The Israeli State and Society

Boundaries and Frontiers

Edited by Baruch Kimmerling

Subjects: Jewish Studies
Series: SUNY series in Israeli Studies
Paperback : 9780887068508, 311 pages, December 1988
Hardcover : 9780887068492, 311 pages, December 1988

Alternative formats available from:

Table of contents


Chapter 1 The Crystallization of the State and the Struggles Over Rulemaking: Israel in Comparative Perspective

Joel S. Migdal

Chapter 2 Before the State: Communal Politics in Palestine Under the Mandate

Dan Horowitz

Chapter 3 Citizenship, Nationality and Religion in Israel and Thailand

Erik Cohen

Chapter 4 Jewish Organized Labor and the Palestinians: A Study of State/Society Relations in Israel

Michael Shalev

Chapter 5 Children's Perceptions of Minority Rights: Israel in a Cross-National Perspective

Charles W. Greenbaum, Leon Mann and Shoshana Harpaz

Chapter 6 The Social Meaning of Alternative Systems: Some Exploratory Notes

Nachman Ben-Yehuda

Chapter 7 The State of Israel as a Theological Dilemma

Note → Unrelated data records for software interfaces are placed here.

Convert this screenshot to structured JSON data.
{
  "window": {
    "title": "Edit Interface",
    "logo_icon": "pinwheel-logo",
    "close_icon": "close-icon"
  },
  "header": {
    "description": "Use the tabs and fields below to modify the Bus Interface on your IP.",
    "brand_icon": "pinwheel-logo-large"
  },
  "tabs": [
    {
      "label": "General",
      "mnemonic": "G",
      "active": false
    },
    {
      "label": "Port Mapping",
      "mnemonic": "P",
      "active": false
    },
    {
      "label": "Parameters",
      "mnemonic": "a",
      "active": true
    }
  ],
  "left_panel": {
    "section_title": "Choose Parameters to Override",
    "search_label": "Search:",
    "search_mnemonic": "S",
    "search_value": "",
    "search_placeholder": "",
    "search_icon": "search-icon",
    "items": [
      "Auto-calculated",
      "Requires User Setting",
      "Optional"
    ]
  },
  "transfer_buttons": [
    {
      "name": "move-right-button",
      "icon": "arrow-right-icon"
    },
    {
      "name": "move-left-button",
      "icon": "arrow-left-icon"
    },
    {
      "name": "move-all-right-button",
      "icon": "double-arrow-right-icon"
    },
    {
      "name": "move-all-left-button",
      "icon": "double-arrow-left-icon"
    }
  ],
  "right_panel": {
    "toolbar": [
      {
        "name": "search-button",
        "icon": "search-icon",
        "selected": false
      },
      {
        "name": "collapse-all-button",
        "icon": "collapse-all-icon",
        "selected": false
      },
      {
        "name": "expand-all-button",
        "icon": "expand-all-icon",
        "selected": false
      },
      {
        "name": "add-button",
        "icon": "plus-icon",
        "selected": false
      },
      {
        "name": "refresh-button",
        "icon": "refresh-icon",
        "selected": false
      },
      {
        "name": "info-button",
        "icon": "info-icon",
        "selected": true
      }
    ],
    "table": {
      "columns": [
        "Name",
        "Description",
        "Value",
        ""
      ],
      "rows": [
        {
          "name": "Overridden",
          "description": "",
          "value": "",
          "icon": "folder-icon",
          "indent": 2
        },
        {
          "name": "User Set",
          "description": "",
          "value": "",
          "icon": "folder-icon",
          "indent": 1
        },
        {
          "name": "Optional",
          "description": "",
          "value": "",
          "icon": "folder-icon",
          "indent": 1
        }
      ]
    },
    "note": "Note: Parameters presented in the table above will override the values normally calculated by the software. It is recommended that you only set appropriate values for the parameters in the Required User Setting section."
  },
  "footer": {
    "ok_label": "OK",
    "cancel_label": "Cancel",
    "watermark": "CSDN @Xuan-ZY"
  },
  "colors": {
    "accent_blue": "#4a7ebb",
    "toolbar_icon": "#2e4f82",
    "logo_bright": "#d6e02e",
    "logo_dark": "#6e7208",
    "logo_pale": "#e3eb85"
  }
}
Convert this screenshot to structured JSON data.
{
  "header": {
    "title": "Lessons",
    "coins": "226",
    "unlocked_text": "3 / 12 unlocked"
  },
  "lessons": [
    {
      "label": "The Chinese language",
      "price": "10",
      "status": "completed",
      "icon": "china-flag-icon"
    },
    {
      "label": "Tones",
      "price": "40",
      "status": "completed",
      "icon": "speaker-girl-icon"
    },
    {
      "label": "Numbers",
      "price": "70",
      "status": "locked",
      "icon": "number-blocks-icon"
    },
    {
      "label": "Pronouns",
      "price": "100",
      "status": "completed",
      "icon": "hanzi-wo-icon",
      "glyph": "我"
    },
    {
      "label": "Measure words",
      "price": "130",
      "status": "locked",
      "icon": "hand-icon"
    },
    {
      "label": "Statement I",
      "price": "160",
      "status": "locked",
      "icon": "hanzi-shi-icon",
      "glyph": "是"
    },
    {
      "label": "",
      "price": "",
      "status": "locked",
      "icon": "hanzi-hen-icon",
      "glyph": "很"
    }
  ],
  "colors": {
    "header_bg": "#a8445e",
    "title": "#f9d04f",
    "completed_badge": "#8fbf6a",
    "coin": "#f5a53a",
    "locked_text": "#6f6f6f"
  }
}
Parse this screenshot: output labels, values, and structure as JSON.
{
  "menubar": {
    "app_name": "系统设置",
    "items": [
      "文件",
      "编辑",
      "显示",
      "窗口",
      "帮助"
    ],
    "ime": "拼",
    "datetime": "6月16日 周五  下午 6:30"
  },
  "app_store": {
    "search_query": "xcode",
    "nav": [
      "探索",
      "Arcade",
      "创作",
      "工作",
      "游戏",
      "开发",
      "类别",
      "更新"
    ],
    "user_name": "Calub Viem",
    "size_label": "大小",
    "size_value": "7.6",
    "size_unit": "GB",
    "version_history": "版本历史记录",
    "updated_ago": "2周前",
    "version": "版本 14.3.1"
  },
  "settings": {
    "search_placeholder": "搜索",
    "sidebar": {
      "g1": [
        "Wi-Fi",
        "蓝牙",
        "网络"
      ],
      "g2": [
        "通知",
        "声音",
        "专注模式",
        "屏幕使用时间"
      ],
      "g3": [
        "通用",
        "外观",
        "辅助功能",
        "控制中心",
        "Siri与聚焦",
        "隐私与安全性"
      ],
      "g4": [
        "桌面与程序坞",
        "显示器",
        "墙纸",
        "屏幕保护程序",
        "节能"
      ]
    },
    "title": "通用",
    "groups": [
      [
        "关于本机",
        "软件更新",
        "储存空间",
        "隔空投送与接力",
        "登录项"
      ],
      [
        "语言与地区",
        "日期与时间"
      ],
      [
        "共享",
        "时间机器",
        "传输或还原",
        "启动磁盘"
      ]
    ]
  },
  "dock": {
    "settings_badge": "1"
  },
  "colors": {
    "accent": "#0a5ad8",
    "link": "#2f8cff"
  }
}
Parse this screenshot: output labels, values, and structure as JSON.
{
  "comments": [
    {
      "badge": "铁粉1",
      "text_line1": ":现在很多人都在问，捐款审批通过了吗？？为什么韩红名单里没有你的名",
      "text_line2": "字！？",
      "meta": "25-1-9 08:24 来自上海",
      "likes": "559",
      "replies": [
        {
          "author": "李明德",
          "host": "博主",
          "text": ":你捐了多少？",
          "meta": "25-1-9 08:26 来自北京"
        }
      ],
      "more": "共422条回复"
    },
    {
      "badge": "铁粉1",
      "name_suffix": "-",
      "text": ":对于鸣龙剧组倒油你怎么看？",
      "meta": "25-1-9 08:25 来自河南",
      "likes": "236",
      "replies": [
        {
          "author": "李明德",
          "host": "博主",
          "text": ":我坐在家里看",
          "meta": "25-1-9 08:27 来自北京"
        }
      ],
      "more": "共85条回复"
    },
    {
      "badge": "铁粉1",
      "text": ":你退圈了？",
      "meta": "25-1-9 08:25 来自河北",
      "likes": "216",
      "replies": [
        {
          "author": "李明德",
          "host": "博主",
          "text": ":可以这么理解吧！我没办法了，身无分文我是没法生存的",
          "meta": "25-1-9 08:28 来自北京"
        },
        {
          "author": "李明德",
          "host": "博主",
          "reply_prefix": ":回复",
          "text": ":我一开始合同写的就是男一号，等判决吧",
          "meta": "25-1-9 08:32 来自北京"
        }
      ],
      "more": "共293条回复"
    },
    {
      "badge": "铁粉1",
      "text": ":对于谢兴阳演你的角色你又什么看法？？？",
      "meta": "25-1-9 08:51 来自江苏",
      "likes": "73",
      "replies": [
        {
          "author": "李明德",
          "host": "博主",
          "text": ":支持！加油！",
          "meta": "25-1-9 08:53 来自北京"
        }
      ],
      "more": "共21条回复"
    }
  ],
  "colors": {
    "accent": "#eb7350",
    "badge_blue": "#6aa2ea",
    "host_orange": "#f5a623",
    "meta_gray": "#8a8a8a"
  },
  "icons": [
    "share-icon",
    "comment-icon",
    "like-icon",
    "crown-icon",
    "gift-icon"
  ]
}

Menachem Friedman

Chapter 8 The Structure and Dilemmas of Israeli Pluralism

Judith T. Shuval

Chapter 9 Between "Alexandria-On-The-Hudson" and Zion

Baruch Kimmerling

Chapter 10 Boundaries and Frontiers of the Israeli Control System: Analytical Conclusions

Baruch Kimmerling




This book provides a unique mosaic of the most recent processes and phenomena which explains Israel factually as well as theoretically. It offers a new conceptual framework for analysing the relationships between state and society, contrasting social boundaries with social frontiers. It also discusses the problems that arise when Zionist ideology confronts reality in contemporary Israel.

Baruch Kimmerling is Professor at Hebrew University and Director of the Center for the Study and Documentation of Israeli Society.


"It deals with exceedingly important issues scarcely touched by an earlier generation of Israeli social scientists. The topic is central to the study of Israeli society, and the book makes innovative contributions to sociological theory. It represents first-rate scholarship." — Robert J. Brym, University of Toronto

"There are provocative and insightful notions, and readers will come away with an appreciation both of the complexities of Israeli society and of the difficulty of charting its boundaries and explaining their creation and evolution." — Mark Tessler, University of Wisconsin